Who Would put the Front
We are recognised as one of the most corrupt nations in the world. A lot of people, have dwelt upon the subject in vivid details. I would, in my discourse, venture to veer off the beaten track. We all know that we are corrupt. Almost all of us, adults, have direct experience of being subjected to corrupt practices at least once in our lifetime and, more often than not, oftener. So there is no debate about that. What bothers me though is that we often indulge in the exercise of over simplification. On the pages of the newspapers we see picture of a traffic policeman collecting toll from the driver of a vehicle. This can happen even if all your papers for driving a vehicle were in order. You may even see a picture of a petty clerk in an office receiving bribe from a client. These are despicable practices and, needless to say, must be abhorred.
But there are many instances where our eyes cannot reach, let alone the lens of the camera. These are the people whose activities cannot be seen. Though, somehow, even the people in the streets know about them all, talk about them, and helplessly try to keep themselves amused. When I compare the small time larceny with the misdeeds of the big and powerful, I often feel that our effort at establishing a corruption free country seems misdirected. However, I am told that the small units of bribes are shared even by those that are at the highest echelon of power. Be it as it may, the point is that we have to take a look at the changing mindset of the 'ordinary corrupt' in the light of reality. These people come from the villages of Bangladesh in search of a livelihood. Back in the village they had to do a lot of backbreaking work which is why they travelled all the way down to the capital city where, they were told that, luck favours everyone equally. The luck, in reality however, did not favour everyone equally. Some of them, through whatever means, landed some jobs that brought them luck. More often this was made possible by the political connections back home. On landing up a job they live in dingy accommodations, and start their lives off on bare minimum amenities. They often have their families who either live in the villages where most of them come from or with them in those rat holes.
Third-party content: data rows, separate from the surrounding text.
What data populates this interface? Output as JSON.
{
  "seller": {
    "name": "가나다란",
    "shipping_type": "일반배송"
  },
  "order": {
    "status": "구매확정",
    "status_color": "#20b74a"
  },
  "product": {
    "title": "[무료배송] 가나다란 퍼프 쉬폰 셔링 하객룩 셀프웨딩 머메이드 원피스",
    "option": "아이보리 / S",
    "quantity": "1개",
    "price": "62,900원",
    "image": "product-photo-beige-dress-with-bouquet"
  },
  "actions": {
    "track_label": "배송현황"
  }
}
This easily obtainable politically achieved success instilled the greed in them that became all pervasive and set off a kind of deviant hunger to acquire more of buyable worldly possessions, both tangible and intangible, as quickly as possible and at whatever cost. I was once surprised to have learnt that a senior clerk in a judicial office a takes bribe Benson and Hedges cigarettes. Not food, or clothing but Benson and Hedges.
Mean while, the poor take desperate measures to live
Quite frankly, ours is an absurd society. I can't really figure out how a family can live in a room or a thatch for a thousand or fifteen hundred takas a month when his known monthly income is five thousand takas. So, for whatever the reason, petty corruption is the order of the day. Push yourself a little higher in terms of income and the picture grows even more absurd. Even the most absurd of thoughts would not be able to conjecture how in a city a person earning twenty five thousand takas a month actually pays thirty thousand for a rented apartment. Coming down to the subject of petty corruption, a friend of mine was telling me the other day that this kind of corruption isn't so bad because the money circulates within the country. From a giver to a taker then to the market, so on and so forth. But the big time criminals apparently keep all of it stashed away abroad. So the money generated within the country travels to distant lands. While this keeps happening the rich get richer. The poor (except the ones already endowed with the magic wand) become poorer. Perhaps that is what snowballs into further corrupt practices.
This most amazing disparity itself can instigate the poor to take a plunge in the pool of sleaze. For example, a person languishing in the darkness of his dingy room during the load shedding hours, walks out to breathe and finds that the super market around the corner is dazzling with all kinds of fancy lighting, the BMWs and Mercedes' are queuing up to deposit their precious passengers eager to launch themselves off on a shopping binge. Could you blame him if he is then motivated to do something desperate? Would the 'well off among us' ever be sensitive to acknowledge how our ostentations may be viewed by the vast majority of our countrymen languishing in poverty?
He also finds, painfully though, that his benefactors from the village who helped him land up a job in the city through their political connections live in similar flamboyance while he has very little to expect from life. And, unfortunate though it may seem, this is directly connected, somehow or the other, with our country's politics and bureaucracy. I think the sooner we realise this, the better. Now comes the million-dollar question, who would put the front foot forward? You? Me? Them? Who in the end would set an example of normality as evolved through the onward journey of human civilisation to combat this abnormal and absurd condition that we are travelling through? The politicians? The bureaucrats? The common people? I would say all those that are well off must reverse their attitude. Indeed they do not have a right to show an 'attitude' when the whole nation languishes in such stark poverty.
(R) thedailystar.net 2008